**Task to complete:**
Output each entry exactly; skip nothing.

App and web page records:
[Start of section]
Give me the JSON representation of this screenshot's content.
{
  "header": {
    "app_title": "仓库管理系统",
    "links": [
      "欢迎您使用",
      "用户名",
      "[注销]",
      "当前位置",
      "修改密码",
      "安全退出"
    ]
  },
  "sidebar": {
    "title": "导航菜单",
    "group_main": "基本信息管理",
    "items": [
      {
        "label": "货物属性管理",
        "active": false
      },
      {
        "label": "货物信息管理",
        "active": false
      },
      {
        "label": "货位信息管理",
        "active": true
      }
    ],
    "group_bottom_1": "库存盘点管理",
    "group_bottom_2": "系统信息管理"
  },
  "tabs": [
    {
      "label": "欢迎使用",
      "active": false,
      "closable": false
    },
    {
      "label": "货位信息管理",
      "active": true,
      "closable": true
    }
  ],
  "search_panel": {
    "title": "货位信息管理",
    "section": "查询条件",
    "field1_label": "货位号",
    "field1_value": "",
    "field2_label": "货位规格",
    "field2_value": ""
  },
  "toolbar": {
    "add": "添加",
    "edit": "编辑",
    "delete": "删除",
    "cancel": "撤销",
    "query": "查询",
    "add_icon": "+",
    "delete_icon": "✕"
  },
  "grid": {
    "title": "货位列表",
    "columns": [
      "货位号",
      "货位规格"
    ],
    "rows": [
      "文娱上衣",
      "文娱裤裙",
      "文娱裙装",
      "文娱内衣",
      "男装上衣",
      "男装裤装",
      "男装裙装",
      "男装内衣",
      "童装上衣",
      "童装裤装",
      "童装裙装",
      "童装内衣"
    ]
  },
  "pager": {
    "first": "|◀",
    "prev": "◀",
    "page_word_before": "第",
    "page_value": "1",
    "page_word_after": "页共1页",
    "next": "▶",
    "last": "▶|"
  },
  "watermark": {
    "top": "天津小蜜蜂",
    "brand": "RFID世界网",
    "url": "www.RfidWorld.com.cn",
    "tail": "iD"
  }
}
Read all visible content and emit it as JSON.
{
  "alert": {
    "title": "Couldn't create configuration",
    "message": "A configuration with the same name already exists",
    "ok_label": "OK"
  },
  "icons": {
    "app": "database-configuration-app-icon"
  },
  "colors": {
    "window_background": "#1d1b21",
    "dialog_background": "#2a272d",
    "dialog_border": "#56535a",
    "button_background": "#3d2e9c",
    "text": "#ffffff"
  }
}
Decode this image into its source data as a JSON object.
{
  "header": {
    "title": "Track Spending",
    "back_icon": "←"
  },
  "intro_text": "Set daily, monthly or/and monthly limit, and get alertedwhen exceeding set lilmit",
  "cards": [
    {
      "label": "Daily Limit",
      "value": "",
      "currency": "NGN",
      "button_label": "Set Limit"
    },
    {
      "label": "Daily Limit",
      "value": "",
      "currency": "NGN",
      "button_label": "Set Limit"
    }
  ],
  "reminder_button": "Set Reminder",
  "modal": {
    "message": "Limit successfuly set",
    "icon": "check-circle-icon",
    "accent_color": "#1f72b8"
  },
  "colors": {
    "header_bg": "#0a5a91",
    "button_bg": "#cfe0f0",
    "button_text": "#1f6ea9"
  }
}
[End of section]
**Worked solution:**
Give me the JSON representation of this screenshot's content.
{
  "header": {
    "app_title": "仓库管理系统",
    "links": [
      "欢迎您使用",
      "用户名",
      "[注销]",
      "当前位置",
      "修改密码",
      "安全退出"
    ]
  },
  "sidebar": {
    "title": "导航菜单",
    "group_main": "基本信息管理",
    "items": [
      {
        "label": "货物属性管理",
        "active": false
      },
      {
        "label": "货物信息管理",
        "active": false
      },
      {
        "label": "货位信息管理",
        "active": true
      }
    ],
    "group_bottom_1": "库存盘点管理",
    "group_bottom_2": "系统信息管理"
  },
  "tabs": [
    {
      "label": "欢迎使用",
      "active": false,
      "closable": false
    },
    {
      "label": "货位信息管理",
      "active": true,
      "closable": true
    }
  ],
  "search_panel": {
    "title": "货位信息管理",
    "section": "查询条件",
    "field1_label": "货位号",
    "field1_value": "",
    "field2_label": "货位规格",
    "field2_value": ""
  },
  "toolbar": {
    "add": "添加",
    "edit": "编辑",
    "delete": "删除",
    "cancel": "撤销",
    "query": "查询",
    "add_icon": "+",
    "delete_icon": "✕"
  },
  "grid": {
    "title": "货位列表",
    "columns": [
      "货位号",
      "货位规格"
    ],
    "rows": [
      "文娱上衣",
      "文娱裤裙",
      "文娱裙装",
      "文娱内衣",
      "男装上衣",
      "男装裤装",
      "男装裙装",
      "男装内衣",
      "童装上衣",
      "童装裤装",
      "童装裙装",
      "童装内衣"
    ]
  },
  "pager": {
    "first": "|◀",
    "prev": "◀",
    "page_word_before": "第",
    "page_value": "1",
    "page_word_after": "页共1页",
    "next": "▶",
    "last": "▶|"
  },
  "watermark": {
    "top": "天津小蜜蜂",
    "brand": "RFID世界网",
    "url": "www.RfidWorld.com.cn",
    "tail": "iD"
  }
}
Read all visible content and emit it as JSON.
{
  "alert": {
    "title": "Couldn't create configuration",
    "message": "A configuration with the same name already exists",
    "ok_label": "OK"
  },
  "icons": {
    "app": "database-configuration-app-icon"
  },
  "colors": {
    "window_background": "#1d1b21",
    "dialog_background": "#2a272d",
    "dialog_border": "#56535a",
    "button_background": "#3d2e9c",
    "text": "#ffffff"
  }
}
Decode this image into its source data as a JSON object.
{
  "header": {
    "title": "Track Spending",
    "back_icon": "←"
  },
  "intro_text": "Set daily, monthly or/and monthly limit, and get alertedwhen exceeding set lilmit",
  "cards": [
    {
      "label": "Daily Limit",
      "value": "",
      "currency": "NGN",
      "button_label": "Set Limit"
    },
    {
      "label": "Daily Limit",
      "value": "",
      "currency": "NGN",
      "button_label": "Set Limit"
    }
  ],
  "reminder_button": "Set Reminder",
  "modal": {
    "message": "Limit successfuly set",
    "icon": "check-circle-icon",
    "accent_color": "#1f72b8"
  },
  "colors": {
    "header_bg": "#0a5a91",
    "button_bg": "#cfe0f0",
    "button_text": "#1f6ea9"
  }
}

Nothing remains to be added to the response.